> _Given records_:
......

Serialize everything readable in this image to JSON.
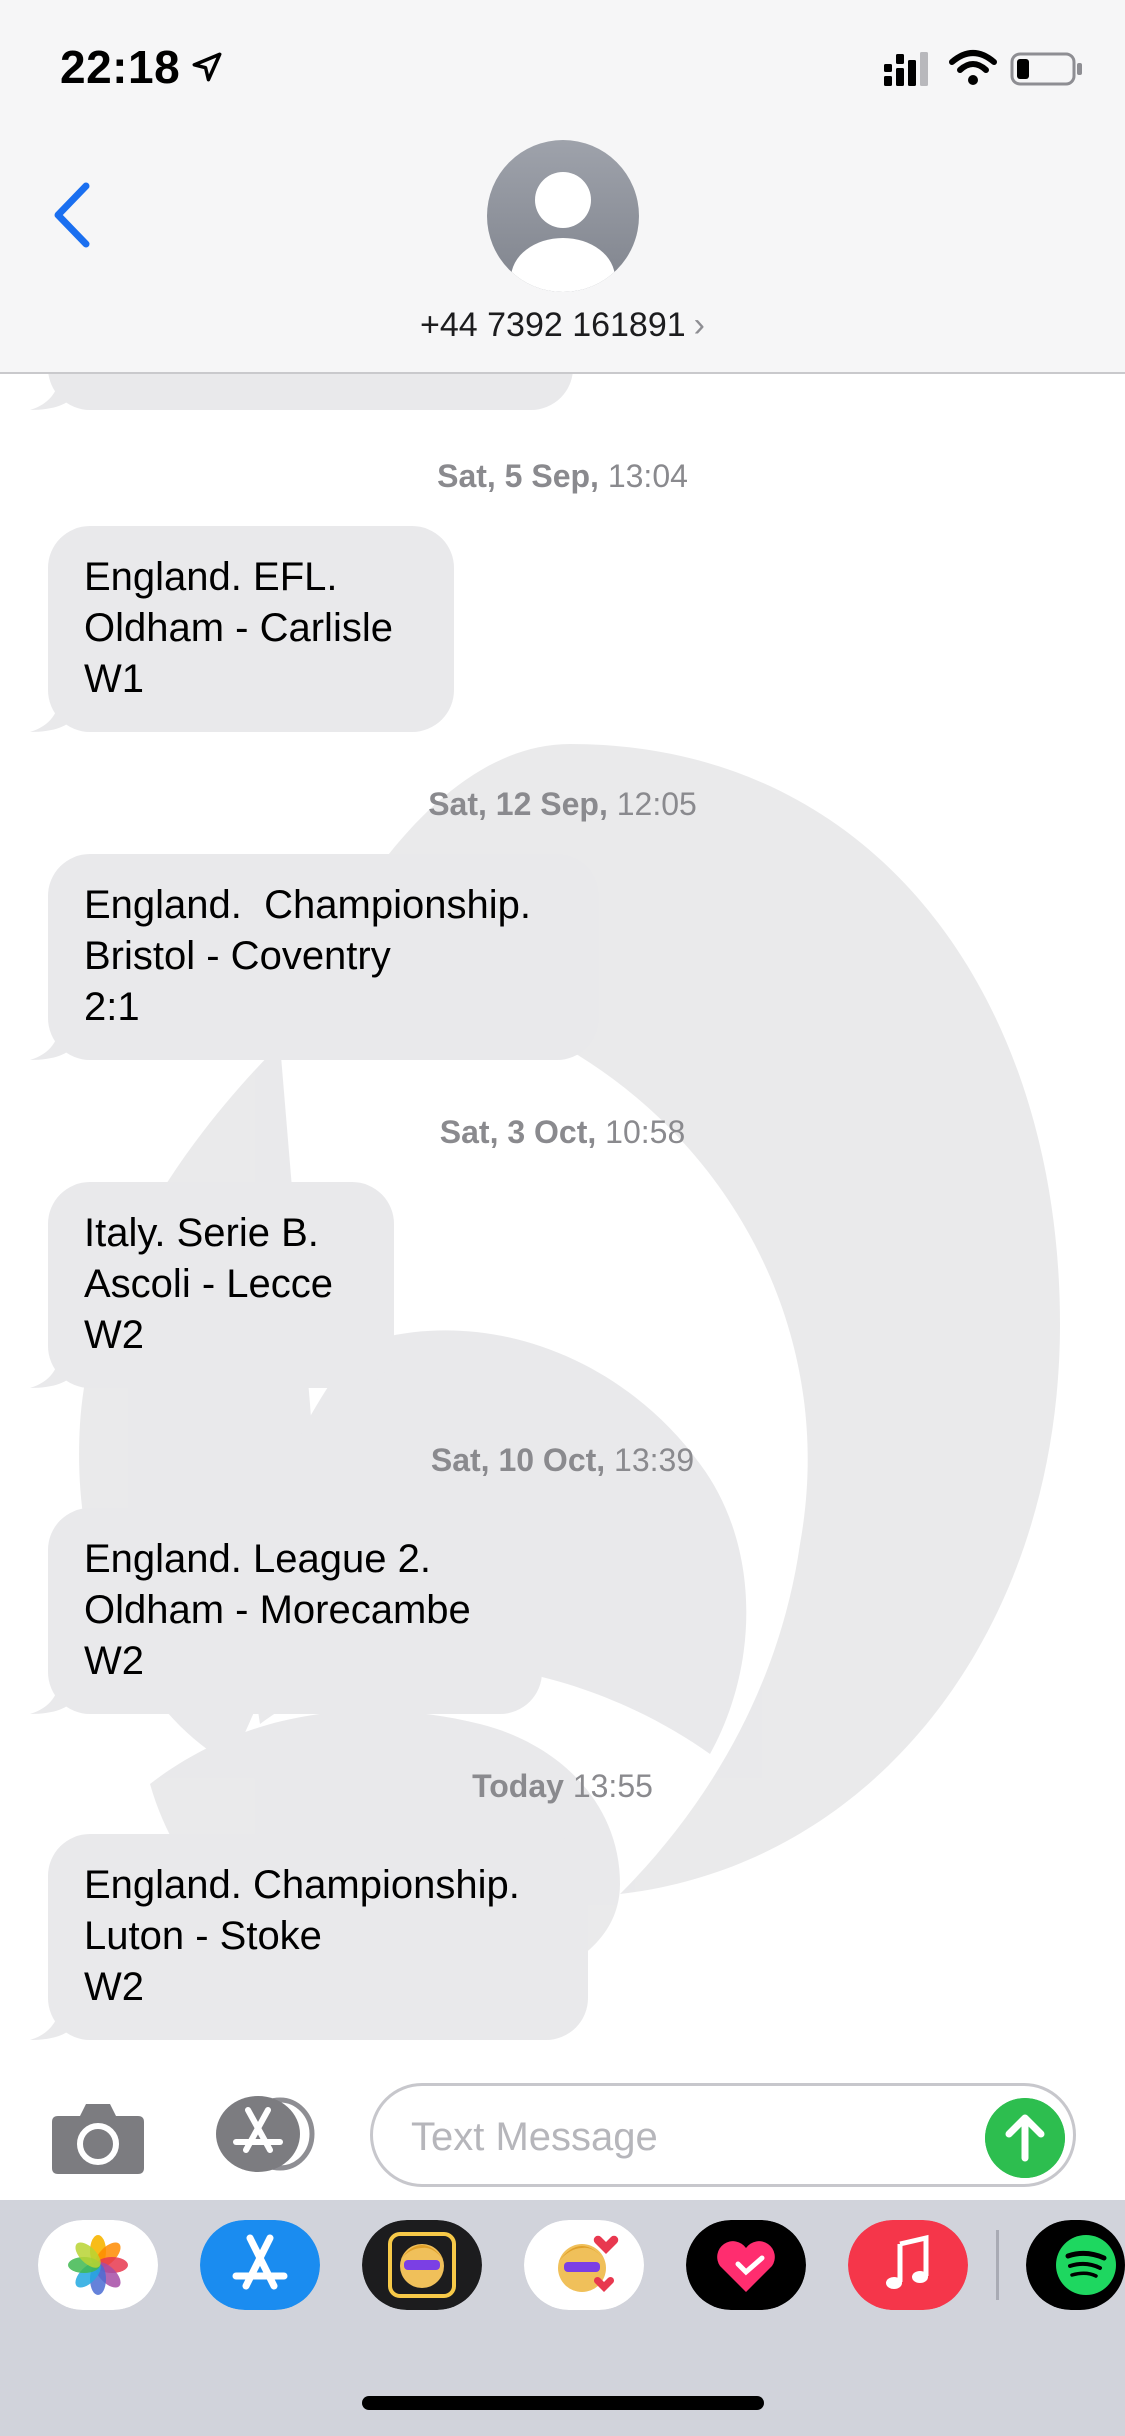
{
  "status_bar": {
    "time": "22:18",
    "icons": [
      "location-arrow-icon",
      "cellular-signal-icon",
      "wifi-icon",
      "battery-icon"
    ]
  },
  "header": {
    "contact": "+44 7392 161891",
    "back_icon": "chevron-left-icon",
    "avatar_icon": "person-silhouette-icon"
  },
  "messages": [
    {
      "timestamp_day": "Sat, 5 Sep,",
      "timestamp_time": "13:04",
      "lines": [
        "England. EFL.",
        "Oldham - Carlisle",
        "W1"
      ]
    },
    {
      "timestamp_day": "Sat, 12 Sep,",
      "timestamp_time": "12:05",
      "lines": [
        "England.  Championship.",
        "Bristol - Coventry",
        "2:1"
      ]
    },
    {
      "timestamp_day": "Sat, 3 Oct,",
      "timestamp_time": "10:58",
      "lines": [
        "Italy. Serie B.",
        "Ascoli - Lecce",
        "W2"
      ]
    },
    {
      "timestamp_day": "Sat, 10 Oct,",
      "timestamp_time": "13:39",
      "lines": [
        "England. League 2.",
        "Oldham - Morecambe",
        "W2"
      ]
    },
    {
      "timestamp_day": "Today",
      "timestamp_time": "13:55",
      "lines": [
        "England. Championship.",
        "Luton - Stoke",
        "W2"
      ]
    }
  ],
  "input_bar": {
    "placeholder": "Text Message",
    "camera_icon": "camera-icon",
    "apps_icon": "app-store-icon",
    "send_icon": "send-arrow-icon"
  },
  "app_drawer": [
    "Photos",
    "App Store",
    "Memoji",
    "Memoji Stickers",
    "Digital Touch",
    "Music",
    "Spotify"
  ],
  "colors": {
    "bubble": "#e9e9eb",
    "accent": "#1a73e8",
    "send": "#2dbe4f",
    "dock": "#d1d3db"
  }
}
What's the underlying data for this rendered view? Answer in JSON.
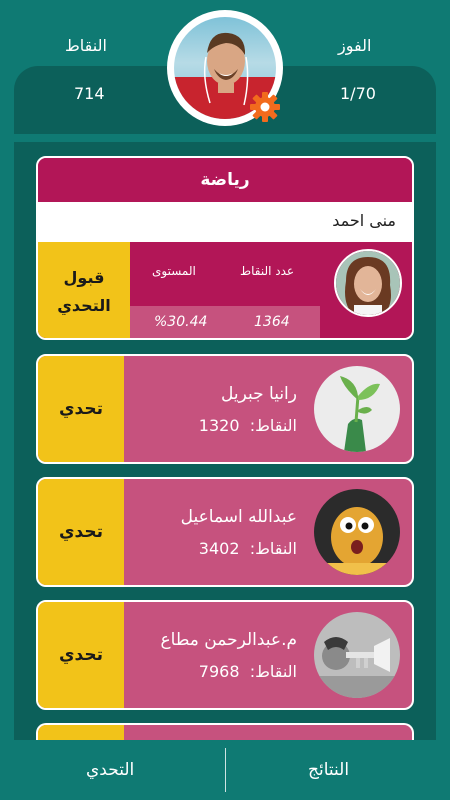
{
  "header": {
    "points_label": "النقاط",
    "points_value": "714",
    "wins_label": "الفوز",
    "wins_value": "1/70"
  },
  "featured": {
    "category": "رياضة",
    "name": "منى احمد",
    "accept_label_line1": "قبول",
    "accept_label_line2": "التحدي",
    "points_col_label": "عدد النقاط",
    "level_col_label": "المستوى",
    "points_value": "1364",
    "level_value": "%30.44"
  },
  "players": [
    {
      "name": "رانيا جبريل",
      "points_label": "النقاط:",
      "points": "1320",
      "action": "تحدي",
      "avatar_icon": "plant-hand-avatar"
    },
    {
      "name": "عبدالله اسماعيل",
      "points_label": "النقاط:",
      "points": "3402",
      "action": "تحدي",
      "avatar_icon": "potato-character-avatar"
    },
    {
      "name": "م.عبدالرحمن مطاع",
      "points_label": "النقاط:",
      "points": "7968",
      "action": "تحدي",
      "avatar_icon": "trumpet-player-avatar"
    }
  ],
  "bottom_nav": {
    "results_label": "النتائج",
    "challenge_label": "التحدي"
  },
  "colors": {
    "teal": "#0f7a73",
    "dark_teal": "#0c605a",
    "magenta": "#b21657",
    "pink": "#c6527e",
    "yellow": "#f2c319",
    "gear_orange": "#f26b1d"
  }
}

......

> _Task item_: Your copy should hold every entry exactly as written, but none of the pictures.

> _Result of this exercise_:
Serialize everything readable in this image to JSON.
{
  "status_bar": {
    "time": "22:18",
    "icons": [
      "location-arrow-icon",
      "cellular-signal-icon",
      "wifi-icon",
      "battery-icon"
    ]
  },
  "header": {
    "contact": "+44 7392 161891",
    "back_icon": "chevron-left-icon",
    "avatar_icon": "person-silhouette-icon"
  },
  "messages": [
    {
      "timestamp_day": "Sat, 5 Sep,",
      "timestamp_time": "13:04",
      "lines": [
        "England. EFL.",
        "Oldham - Carlisle",
        "W1"
      ]
    },
    {
      "timestamp_day": "Sat, 12 Sep,",
      "timestamp_time": "12:05",
      "lines": [
        "England.  Championship.",
        "Bristol - Coventry",
        "2:1"
      ]
    },
    {
      "timestamp_day": "Sat, 3 Oct,",
      "timestamp_time": "10:58",
      "lines": [
        "Italy. Serie B.",
        "Ascoli - Lecce",
        "W2"
      ]
    },
    {
      "timestamp_day": "Sat, 10 Oct,",
      "timestamp_time": "13:39",
      "lines": [
        "England. League 2.",
        "Oldham - Morecambe",
        "W2"
      ]
    },
    {
      "timestamp_day": "Today",
      "timestamp_time": "13:55",
      "lines": [
        "England. Championship.",
        "Luton - Stoke",
        "W2"
      ]
    }
  ],
  "input_bar": {
    "placeholder": "Text Message",
    "camera_icon": "camera-icon",
    "apps_icon": "app-store-icon",
    "send_icon": "send-arrow-icon"
  },
  "app_drawer": [
    "Photos",
    "App Store",
    "Memoji",
    "Memoji Stickers",
    "Digital Touch",
    "Music",
    "Spotify"
  ],
  "colors": {
    "bubble": "#e9e9eb",
    "accent": "#1a73e8",
    "send": "#2dbe4f",
    "dock": "#d1d3db"
  }
}
What's the underlying data for this rendered view? Answer in JSON.
{
  "header": {
    "points_label": "النقاط",
    "points_value": "714",
    "wins_label": "الفوز",
    "wins_value": "1/70"
  },
  "featured": {
    "category": "رياضة",
    "name": "منى احمد",
    "accept_label_line1": "قبول",
    "accept_label_line2": "التحدي",
    "points_col_label": "عدد النقاط",
    "level_col_label": "المستوى",
    "points_value": "1364",
    "level_value": "%30.44"
  },
  "players": [
    {
      "name": "رانيا جبريل",
      "points_label": "النقاط:",
      "points": "1320",
      "action": "تحدي",
      "avatar_icon": "plant-hand-avatar"
    },
    {
      "name": "عبدالله اسماعيل",
      "points_label": "النقاط:",
      "points": "3402",
      "action": "تحدي",
      "avatar_icon": "potato-character-avatar"
    },
    {
      "name": "م.عبدالرحمن مطاع",
      "points_label": "النقاط:",
      "points": "7968",
      "action": "تحدي",
      "avatar_icon": "trumpet-player-avatar"
    }
  ],
  "bottom_nav": {
    "results_label": "النتائج",
    "challenge_label": "التحدي"
  },
  "colors": {
    "teal": "#0f7a73",
    "dark_teal": "#0c605a",
    "magenta": "#b21657",
    "pink": "#c6527e",
    "yellow": "#f2c319",
    "gear_orange": "#f26b1d"
  }
}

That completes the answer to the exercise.